WORK ORDER – Lines that include "this" make up the answer; copy all of them from the data below.

Data about app and page elements
#####

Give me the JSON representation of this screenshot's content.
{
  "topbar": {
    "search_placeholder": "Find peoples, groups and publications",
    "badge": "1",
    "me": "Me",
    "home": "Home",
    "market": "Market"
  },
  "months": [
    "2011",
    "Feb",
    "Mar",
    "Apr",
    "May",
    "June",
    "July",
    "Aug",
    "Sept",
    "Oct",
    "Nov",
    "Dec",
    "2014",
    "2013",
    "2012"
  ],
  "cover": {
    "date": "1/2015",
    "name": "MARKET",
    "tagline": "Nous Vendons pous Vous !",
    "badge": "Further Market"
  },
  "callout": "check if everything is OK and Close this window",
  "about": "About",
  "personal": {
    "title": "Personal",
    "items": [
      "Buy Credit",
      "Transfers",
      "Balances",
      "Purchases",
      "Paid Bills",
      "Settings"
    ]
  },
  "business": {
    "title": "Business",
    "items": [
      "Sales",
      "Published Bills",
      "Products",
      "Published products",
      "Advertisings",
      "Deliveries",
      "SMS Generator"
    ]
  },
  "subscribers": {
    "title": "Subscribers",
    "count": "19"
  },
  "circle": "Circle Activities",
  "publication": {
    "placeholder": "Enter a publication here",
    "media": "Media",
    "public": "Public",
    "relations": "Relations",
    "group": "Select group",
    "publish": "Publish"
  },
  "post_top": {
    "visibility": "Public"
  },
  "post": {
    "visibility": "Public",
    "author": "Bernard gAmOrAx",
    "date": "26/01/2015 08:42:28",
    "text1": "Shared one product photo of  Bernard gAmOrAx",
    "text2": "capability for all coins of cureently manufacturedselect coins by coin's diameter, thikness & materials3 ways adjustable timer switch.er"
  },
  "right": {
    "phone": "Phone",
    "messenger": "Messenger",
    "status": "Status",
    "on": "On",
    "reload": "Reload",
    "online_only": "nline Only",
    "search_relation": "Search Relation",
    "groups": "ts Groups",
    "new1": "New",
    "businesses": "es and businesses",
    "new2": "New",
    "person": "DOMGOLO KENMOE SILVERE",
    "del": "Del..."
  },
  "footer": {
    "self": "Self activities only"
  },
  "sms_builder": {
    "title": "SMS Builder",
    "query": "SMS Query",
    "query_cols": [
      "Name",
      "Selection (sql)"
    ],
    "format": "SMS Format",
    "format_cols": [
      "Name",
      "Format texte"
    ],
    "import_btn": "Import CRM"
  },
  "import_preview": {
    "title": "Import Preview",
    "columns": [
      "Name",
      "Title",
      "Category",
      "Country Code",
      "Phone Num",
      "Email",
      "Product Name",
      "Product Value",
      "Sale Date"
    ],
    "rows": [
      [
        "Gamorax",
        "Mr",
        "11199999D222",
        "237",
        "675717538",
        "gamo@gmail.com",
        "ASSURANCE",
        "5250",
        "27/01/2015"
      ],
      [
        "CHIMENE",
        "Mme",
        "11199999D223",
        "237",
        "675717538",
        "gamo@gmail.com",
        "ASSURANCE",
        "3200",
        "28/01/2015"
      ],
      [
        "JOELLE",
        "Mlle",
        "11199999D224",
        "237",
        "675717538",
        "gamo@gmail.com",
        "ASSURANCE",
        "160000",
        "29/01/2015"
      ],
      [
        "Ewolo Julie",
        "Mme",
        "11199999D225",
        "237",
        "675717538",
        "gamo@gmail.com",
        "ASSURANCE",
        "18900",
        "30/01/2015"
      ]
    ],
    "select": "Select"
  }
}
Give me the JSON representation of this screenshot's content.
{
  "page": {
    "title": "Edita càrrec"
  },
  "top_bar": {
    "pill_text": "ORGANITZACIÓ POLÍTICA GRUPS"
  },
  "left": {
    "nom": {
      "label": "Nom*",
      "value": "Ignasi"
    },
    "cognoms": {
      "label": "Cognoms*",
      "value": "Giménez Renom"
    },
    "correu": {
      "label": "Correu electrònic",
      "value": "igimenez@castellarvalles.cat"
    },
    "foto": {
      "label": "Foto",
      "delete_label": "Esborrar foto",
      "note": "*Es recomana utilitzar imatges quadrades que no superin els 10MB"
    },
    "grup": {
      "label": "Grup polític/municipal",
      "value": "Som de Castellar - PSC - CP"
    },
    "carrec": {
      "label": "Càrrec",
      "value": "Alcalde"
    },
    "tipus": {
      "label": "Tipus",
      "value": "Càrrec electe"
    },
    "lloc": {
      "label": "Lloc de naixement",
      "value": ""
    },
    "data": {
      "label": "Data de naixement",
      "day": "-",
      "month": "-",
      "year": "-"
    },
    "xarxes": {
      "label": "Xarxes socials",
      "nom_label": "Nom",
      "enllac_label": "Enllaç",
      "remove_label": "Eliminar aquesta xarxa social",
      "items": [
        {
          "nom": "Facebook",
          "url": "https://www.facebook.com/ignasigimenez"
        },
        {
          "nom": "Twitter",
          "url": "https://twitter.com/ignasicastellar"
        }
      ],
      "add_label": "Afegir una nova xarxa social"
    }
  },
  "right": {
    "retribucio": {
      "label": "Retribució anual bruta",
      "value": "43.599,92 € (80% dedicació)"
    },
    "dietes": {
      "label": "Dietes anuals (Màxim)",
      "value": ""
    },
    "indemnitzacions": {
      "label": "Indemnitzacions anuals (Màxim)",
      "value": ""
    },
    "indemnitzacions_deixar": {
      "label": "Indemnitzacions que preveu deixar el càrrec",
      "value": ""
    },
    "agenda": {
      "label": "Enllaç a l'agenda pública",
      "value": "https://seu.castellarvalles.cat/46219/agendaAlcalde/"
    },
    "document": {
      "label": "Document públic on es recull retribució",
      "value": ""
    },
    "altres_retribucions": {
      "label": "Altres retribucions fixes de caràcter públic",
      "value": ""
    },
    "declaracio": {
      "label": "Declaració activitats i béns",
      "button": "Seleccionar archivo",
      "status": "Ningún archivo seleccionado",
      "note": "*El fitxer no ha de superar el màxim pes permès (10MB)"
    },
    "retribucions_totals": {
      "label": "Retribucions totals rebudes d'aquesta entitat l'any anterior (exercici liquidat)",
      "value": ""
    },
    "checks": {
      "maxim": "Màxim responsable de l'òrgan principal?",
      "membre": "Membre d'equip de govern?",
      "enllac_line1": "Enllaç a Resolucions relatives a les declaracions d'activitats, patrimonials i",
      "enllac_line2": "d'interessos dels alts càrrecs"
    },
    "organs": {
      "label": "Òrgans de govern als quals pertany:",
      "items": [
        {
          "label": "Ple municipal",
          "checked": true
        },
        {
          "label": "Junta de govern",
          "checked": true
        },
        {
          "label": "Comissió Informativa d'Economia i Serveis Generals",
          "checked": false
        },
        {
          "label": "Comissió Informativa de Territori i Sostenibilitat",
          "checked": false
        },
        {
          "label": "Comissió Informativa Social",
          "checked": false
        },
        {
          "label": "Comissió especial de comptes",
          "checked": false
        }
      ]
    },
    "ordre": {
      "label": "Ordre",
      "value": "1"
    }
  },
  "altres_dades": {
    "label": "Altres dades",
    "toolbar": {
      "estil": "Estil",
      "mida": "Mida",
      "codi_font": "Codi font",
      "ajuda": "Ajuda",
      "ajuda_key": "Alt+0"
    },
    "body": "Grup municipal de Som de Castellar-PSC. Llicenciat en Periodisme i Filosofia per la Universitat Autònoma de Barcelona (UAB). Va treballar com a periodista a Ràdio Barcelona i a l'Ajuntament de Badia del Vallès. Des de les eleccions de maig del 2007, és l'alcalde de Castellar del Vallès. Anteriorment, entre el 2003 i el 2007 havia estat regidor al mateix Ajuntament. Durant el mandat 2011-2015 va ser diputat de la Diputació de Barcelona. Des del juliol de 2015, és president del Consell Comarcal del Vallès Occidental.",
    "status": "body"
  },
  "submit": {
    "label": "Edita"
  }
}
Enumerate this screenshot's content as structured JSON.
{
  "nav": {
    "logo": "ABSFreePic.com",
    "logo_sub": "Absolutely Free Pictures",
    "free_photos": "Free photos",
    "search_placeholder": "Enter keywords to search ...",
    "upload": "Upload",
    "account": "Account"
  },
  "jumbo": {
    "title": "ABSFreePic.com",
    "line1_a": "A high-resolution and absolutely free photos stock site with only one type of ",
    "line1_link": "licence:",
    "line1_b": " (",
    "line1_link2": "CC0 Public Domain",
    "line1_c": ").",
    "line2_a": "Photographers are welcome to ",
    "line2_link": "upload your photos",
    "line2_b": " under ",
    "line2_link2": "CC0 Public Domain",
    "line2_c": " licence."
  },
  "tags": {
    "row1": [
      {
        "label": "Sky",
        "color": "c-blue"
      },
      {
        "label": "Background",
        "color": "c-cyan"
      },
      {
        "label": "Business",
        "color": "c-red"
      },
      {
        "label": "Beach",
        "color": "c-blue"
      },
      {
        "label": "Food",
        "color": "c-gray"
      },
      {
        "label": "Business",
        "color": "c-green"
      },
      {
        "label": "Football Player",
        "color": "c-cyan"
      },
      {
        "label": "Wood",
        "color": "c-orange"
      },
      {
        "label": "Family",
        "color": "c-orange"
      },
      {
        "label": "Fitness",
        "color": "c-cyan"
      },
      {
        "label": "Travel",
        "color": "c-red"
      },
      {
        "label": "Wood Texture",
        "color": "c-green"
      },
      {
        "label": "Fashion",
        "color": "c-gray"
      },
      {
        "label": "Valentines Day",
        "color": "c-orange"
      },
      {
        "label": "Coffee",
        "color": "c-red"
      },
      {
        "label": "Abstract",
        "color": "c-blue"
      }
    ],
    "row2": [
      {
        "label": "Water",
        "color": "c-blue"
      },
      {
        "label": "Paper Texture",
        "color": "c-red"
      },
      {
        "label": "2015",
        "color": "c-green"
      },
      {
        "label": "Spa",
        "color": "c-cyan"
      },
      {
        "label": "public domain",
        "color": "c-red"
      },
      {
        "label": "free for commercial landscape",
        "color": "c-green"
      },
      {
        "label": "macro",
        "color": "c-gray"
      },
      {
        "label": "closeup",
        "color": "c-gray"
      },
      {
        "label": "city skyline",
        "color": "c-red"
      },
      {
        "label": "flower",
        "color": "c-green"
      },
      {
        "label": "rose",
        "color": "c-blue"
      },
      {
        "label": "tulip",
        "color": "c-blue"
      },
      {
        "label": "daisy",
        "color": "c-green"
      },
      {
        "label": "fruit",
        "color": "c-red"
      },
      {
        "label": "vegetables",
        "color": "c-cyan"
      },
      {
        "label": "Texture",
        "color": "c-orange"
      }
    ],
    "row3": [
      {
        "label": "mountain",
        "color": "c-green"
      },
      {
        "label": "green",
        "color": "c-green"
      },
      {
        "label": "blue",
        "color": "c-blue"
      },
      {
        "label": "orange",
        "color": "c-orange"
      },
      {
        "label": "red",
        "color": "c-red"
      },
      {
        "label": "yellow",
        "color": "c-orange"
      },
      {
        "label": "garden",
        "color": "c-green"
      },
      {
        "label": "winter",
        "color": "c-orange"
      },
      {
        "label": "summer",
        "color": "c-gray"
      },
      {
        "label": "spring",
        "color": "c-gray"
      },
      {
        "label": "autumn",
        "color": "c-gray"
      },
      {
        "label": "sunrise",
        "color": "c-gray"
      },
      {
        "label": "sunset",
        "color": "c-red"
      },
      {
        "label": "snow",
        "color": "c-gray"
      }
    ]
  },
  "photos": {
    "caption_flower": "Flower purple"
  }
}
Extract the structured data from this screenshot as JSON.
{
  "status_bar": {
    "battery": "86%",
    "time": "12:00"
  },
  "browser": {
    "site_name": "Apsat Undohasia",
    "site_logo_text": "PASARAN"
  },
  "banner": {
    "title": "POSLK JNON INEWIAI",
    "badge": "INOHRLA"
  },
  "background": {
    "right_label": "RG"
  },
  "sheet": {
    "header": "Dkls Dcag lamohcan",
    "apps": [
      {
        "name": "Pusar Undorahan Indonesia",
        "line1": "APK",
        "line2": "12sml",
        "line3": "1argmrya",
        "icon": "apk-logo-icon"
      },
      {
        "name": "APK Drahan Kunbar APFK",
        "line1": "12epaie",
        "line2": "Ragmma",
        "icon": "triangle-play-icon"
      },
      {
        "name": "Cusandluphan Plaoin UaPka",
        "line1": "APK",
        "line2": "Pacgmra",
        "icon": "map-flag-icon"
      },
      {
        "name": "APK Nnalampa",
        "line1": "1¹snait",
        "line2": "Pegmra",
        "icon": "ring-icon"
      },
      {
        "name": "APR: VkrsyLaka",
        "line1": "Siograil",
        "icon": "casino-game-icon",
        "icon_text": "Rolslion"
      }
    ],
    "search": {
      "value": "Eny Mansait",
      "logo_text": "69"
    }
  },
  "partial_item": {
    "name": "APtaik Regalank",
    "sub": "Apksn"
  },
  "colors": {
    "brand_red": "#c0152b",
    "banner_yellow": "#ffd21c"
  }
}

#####

RESULT BELOW –
Give me the JSON representation of this screenshot's content.
  "callout": "check if everything is OK and Close this window",
Give me the JSON representation of this screenshot's content.
Enumerate this screenshot's content as structured JSON.
Extract the structured data from this screenshot as JSON.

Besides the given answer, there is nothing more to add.